Many commentators have criticized the settlement because it leaves open the independent contractor/employee determination not only for Uber and its drivers, but for other companies similarly operating in the sharing space or gig economy, such as Postmates (an on-demand delivery service) or Task Rabbit (assists consumers with everyday tasks like cleaning, moving and delivery). Indeed, in response to discussion about the settlement, the drivers’ counsel maintains that the settlement does not endorse Uber’s classification of drivers as independent contractors, and only settles these two cases which involved drivers in California and Massachusetts (in employee-friendly legal forums). Thus, whether the determination is correct will have to wait until another day.
Further, several other cases are pending in other jurisdictions that also challenge Uber’s business model and employment practices. How the other jurisdictions will determine the issue also remains unknown, as different jurisdictions apply different rubric to determine the classification issue. Several states, including New York, Texas and Georgia have held in favor of Uber’s classification practices, and other states, including Ohio and Florida are working on regulations governing Uber and other ride services that would designate drivers as independent contractors.
Given the various factors that can affect the classification determination, the jurisdictional differences, and the practical reality that legislation has not necessarily kept pace with changes in technology, the threat of misclassification becomes even more pressing for employers.
Practical Solutions for the Future
What is an employer to do amidst all of this uncertainty? Understanding the basic differences between independent contractors and employees is the first crucial step in light of the debilitating penalties and liability a company could face for misclassification. Employers should be careful about classifying workers as independent contractors even in instances where the worker prefers an independent contractor classification. For example, despite the fact that Uber reportedly submitted declarations of hundreds of drivers supporting Uber’s independent contractor business model, this was not sufficient to convince the O’Connor Court that Uber’s classification was proper as a matter of law. (See also, Borello, 48 Cal.3d at 340, rejecting notion that labels placed by parties on their relationship is dispositive). Thus, attempts to contract around the employee classification are problematic and often improper. (See Alexander v. FedEx Ground Package System, Inc., 765 F.3d 981 (9th Cir. 2014) [ruling independent contractor agreements between FedEx and its deliver drivers were not dispositive and drivers were employees as matter of law].) Indeed, the enforceability of Uber’s arbitration agreements was on appeal with the Ninth Circuit following an adverse ruling in the lower court when the settlement was reached.
Given the complexity of classification, consulting with an attorney is always a good practice to maintain compliance with continually evolving laws.

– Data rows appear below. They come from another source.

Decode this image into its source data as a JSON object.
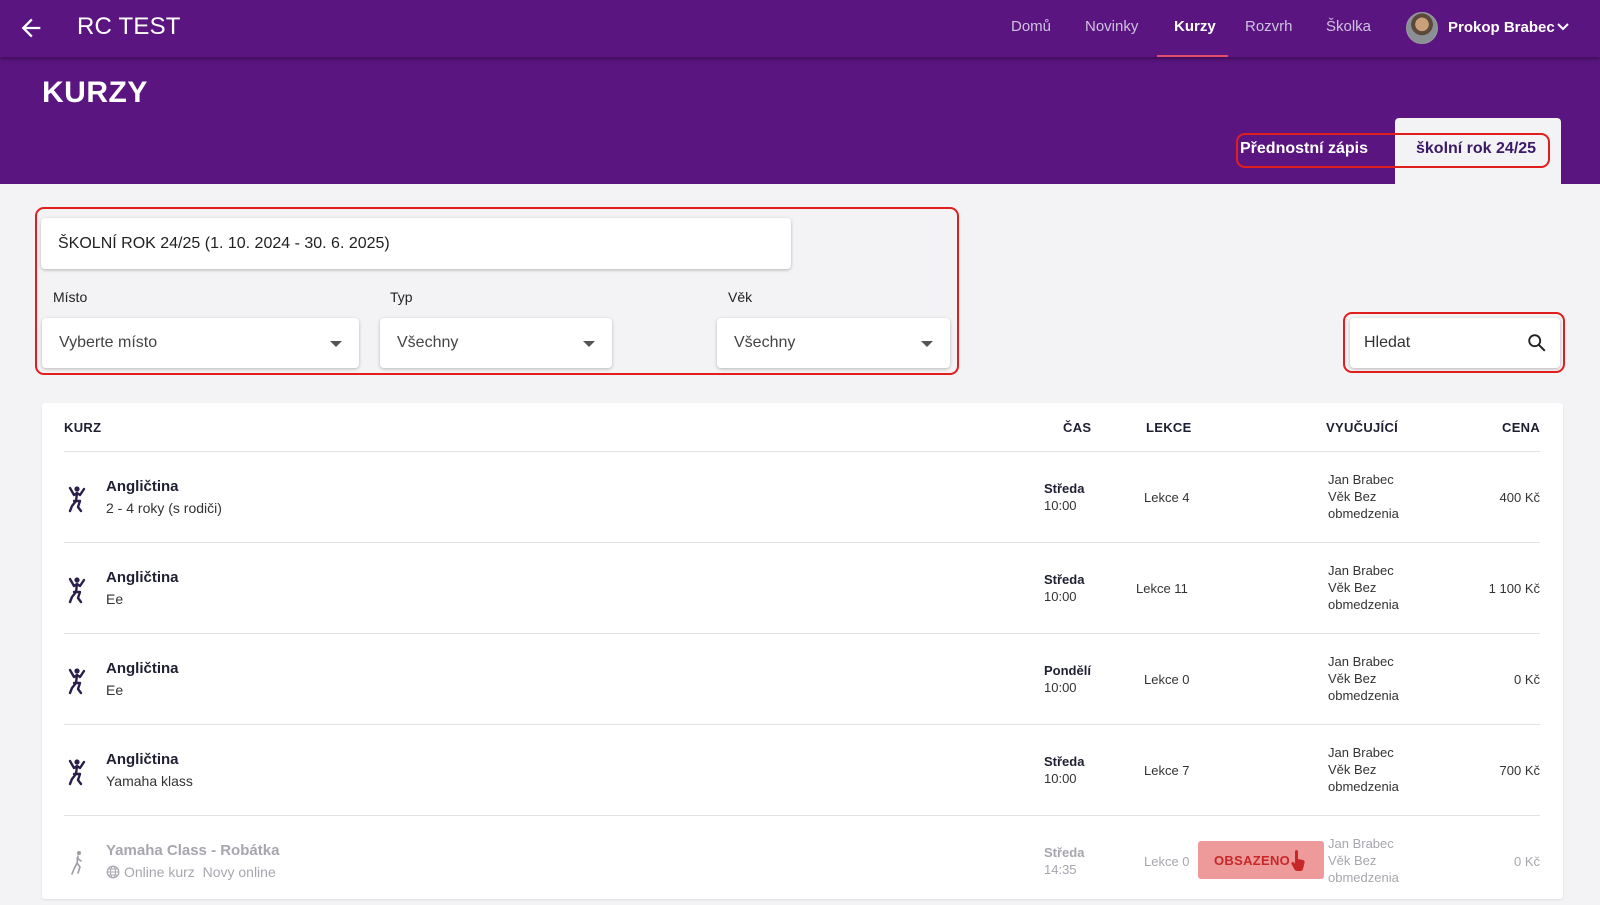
{
  "app": {
    "title": "RC TEST"
  },
  "nav": {
    "items": [
      {
        "label": "Domů",
        "active": false
      },
      {
        "label": "Novinky",
        "active": false
      },
      {
        "label": "Kurzy",
        "active": true
      },
      {
        "label": "Rozvrh",
        "active": false
      },
      {
        "label": "Školka",
        "active": false
      }
    ]
  },
  "user": {
    "name": "Prokop Brabec"
  },
  "page": {
    "title": "KURZY"
  },
  "tabs": [
    {
      "label": "Přednostní zápis",
      "active": false
    },
    {
      "label": "školní rok 24/25",
      "active": true
    }
  ],
  "filters": {
    "year": "ŠKOLNÍ ROK 24/25 (1. 10. 2024 - 30. 6. 2025)",
    "place": {
      "label": "Místo",
      "value": "Vyberte místo"
    },
    "type": {
      "label": "Typ",
      "value": "Všechny"
    },
    "age": {
      "label": "Věk",
      "value": "Všechny"
    }
  },
  "search": {
    "placeholder": "Hledat"
  },
  "table": {
    "headers": {
      "course": "KURZ",
      "time": "ČAS",
      "lessons": "LEKCE",
      "teacher": "VYUČUJÍCÍ",
      "price": "CENA"
    },
    "rows": [
      {
        "name": "Angličtina",
        "sub": "2 - 4 roky (s rodiči)",
        "day": "Středa",
        "time": "10:00",
        "lesson": "Lekce 4",
        "teacher": "Jan Brabec",
        "age1": "Věk Bez",
        "age2": "obmedzenia",
        "price": "400 Kč"
      },
      {
        "name": "Angličtina",
        "sub": "Ee",
        "day": "Středa",
        "time": "10:00",
        "lesson": "Lekce 11",
        "teacher": "Jan Brabec",
        "age1": "Věk Bez",
        "age2": "obmedzenia",
        "price": "1 100 Kč"
      },
      {
        "name": "Angličtina",
        "sub": "Ee",
        "day": "Pondělí",
        "time": "10:00",
        "lesson": "Lekce 0",
        "teacher": "Jan Brabec",
        "age1": "Věk Bez",
        "age2": "obmedzenia",
        "price": "0 Kč"
      },
      {
        "name": "Angličtina",
        "sub": "Yamaha klass",
        "day": "Středa",
        "time": "10:00",
        "lesson": "Lekce 7",
        "teacher": "Jan Brabec",
        "age1": "Věk Bez",
        "age2": "obmedzenia",
        "price": "700 Kč"
      },
      {
        "name": "Yamaha Class - Robátka",
        "sub": "Online kurz  Novy online",
        "day": "Středa",
        "time": "14:35",
        "lesson": "Lekce 0",
        "status": "OBSAZENO",
        "teacher": "Jan Brabec",
        "age1": "Věk Bez",
        "age2": "obmedzenia",
        "price": "0 Kč"
      }
    ]
  },
  "colors": {
    "brand": "#5a1581",
    "highlight": "#e01e1e",
    "occupied_bg": "#ef9a9a",
    "occupied_text": "#c62828"
  }
}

If employers are concerned about their continued profitability, counsel may be able to suggest some creative approaches, such as outsourcing the job function. Keep in mind, however, that each situation must be evaluated on a case-by-case basis.